Return every line of the records below verbatim, with no pictures in the copy.
----- Dataset records
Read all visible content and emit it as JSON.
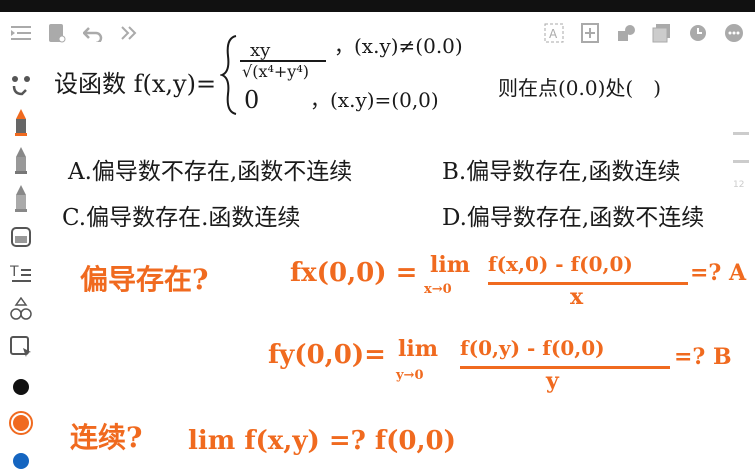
{
  "toolbar": {
    "left_icons": [
      "list-indent-icon",
      "tablet-icon",
      "undo-icon",
      "expand-icon"
    ],
    "right_icons": [
      "text-recognize-icon",
      "page-add-icon",
      "shapes-icon",
      "layers-icon",
      "clock-icon",
      "more-icon"
    ]
  },
  "problem": {
    "intro": "设函数 f(x,y)=",
    "case1_num": "xy",
    "case1_den": "√(x⁴+y⁴)",
    "case1_cond": "，(x.y)≠(0.0)",
    "case2_val": "0",
    "case2_cond": "，(x.y)=(0,0)",
    "question": "则在点(0.0)处(　)"
  },
  "options": {
    "a": "A.偏导数不存在,函数不连续",
    "b": "B.偏导数存在,函数连续",
    "c": "C.偏导数存在.函数连续",
    "d": "D.偏导数存在,函数不连续"
  },
  "notes": {
    "partial_q": "偏导存在?",
    "fx_lhs": "fx(0,0) =",
    "lim": "lim",
    "fx_sub": "x→0",
    "fx_num": "f(x,0) - f(0,0)",
    "fx_den": "x",
    "fx_rhs": "=? A",
    "fy_lhs": "fy(0,0)=",
    "fy_sub": "y→0",
    "fy_num": "f(0,y) - f(0,0)",
    "fy_den": "y",
    "fy_rhs": "=? B",
    "cont_q": "连续?",
    "cont_expr": "lim f(x,y) =? f(0,0)"
  },
  "scroll": {
    "page_label": "12"
  },
  "colors": {
    "ink_black": "#1a1a1a",
    "ink_orange": "#f06a1f",
    "pen_blue": "#1565c0"
  }
}
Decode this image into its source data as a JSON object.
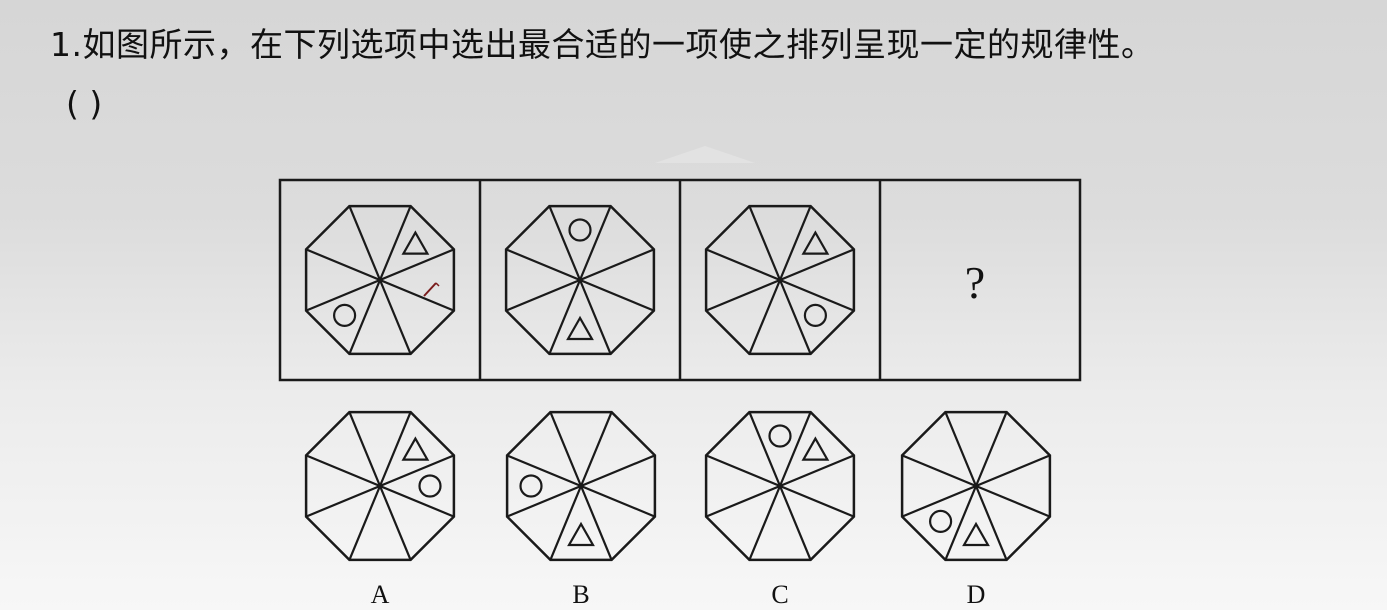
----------
:: Your solution ::
Read all visible content and emit it as JSON.
{
  "toolbar": {
    "left_icons": [
      "list-indent-icon",
      "tablet-icon",
      "undo-icon",
      "expand-icon"
    ],
    "right_icons": [
      "text-recognize-icon",
      "page-add-icon",
      "shapes-icon",
      "layers-icon",
      "clock-icon",
      "more-icon"
    ]
  },
  "problem": {
    "intro": "设函数 f(x,y)=",
    "case1_num": "xy",
    "case1_den": "√(x⁴+y⁴)",
    "case1_cond": "，(x.y)≠(0.0)",
    "case2_val": "0",
    "case2_cond": "，(x.y)=(0,0)",
    "question": "则在点(0.0)处(　)"
  },
  "options": {
    "a": "A.偏导数不存在,函数不连续",
    "b": "B.偏导数存在,函数连续",
    "c": "C.偏导数存在.函数连续",
    "d": "D.偏导数存在,函数不连续"
  },
  "notes": {
    "partial_q": "偏导存在?",
    "fx_lhs": "fx(0,0) =",
    "lim": "lim",
    "fx_sub": "x→0",
    "fx_num": "f(x,0) - f(0,0)",
    "fx_den": "x",
    "fx_rhs": "=? A",
    "fy_lhs": "fy(0,0)=",
    "fy_sub": "y→0",
    "fy_num": "f(0,y) - f(0,0)",
    "fy_den": "y",
    "fy_rhs": "=? B",
    "cont_q": "连续?",
    "cont_expr": "lim f(x,y) =? f(0,0)"
  },
  "scroll": {
    "page_label": "12"
  },
  "colors": {
    "ink_black": "#1a1a1a",
    "ink_orange": "#f06a1f",
    "pen_blue": "#1565c0"
  }
}
Decode this image into its source data as a JSON object.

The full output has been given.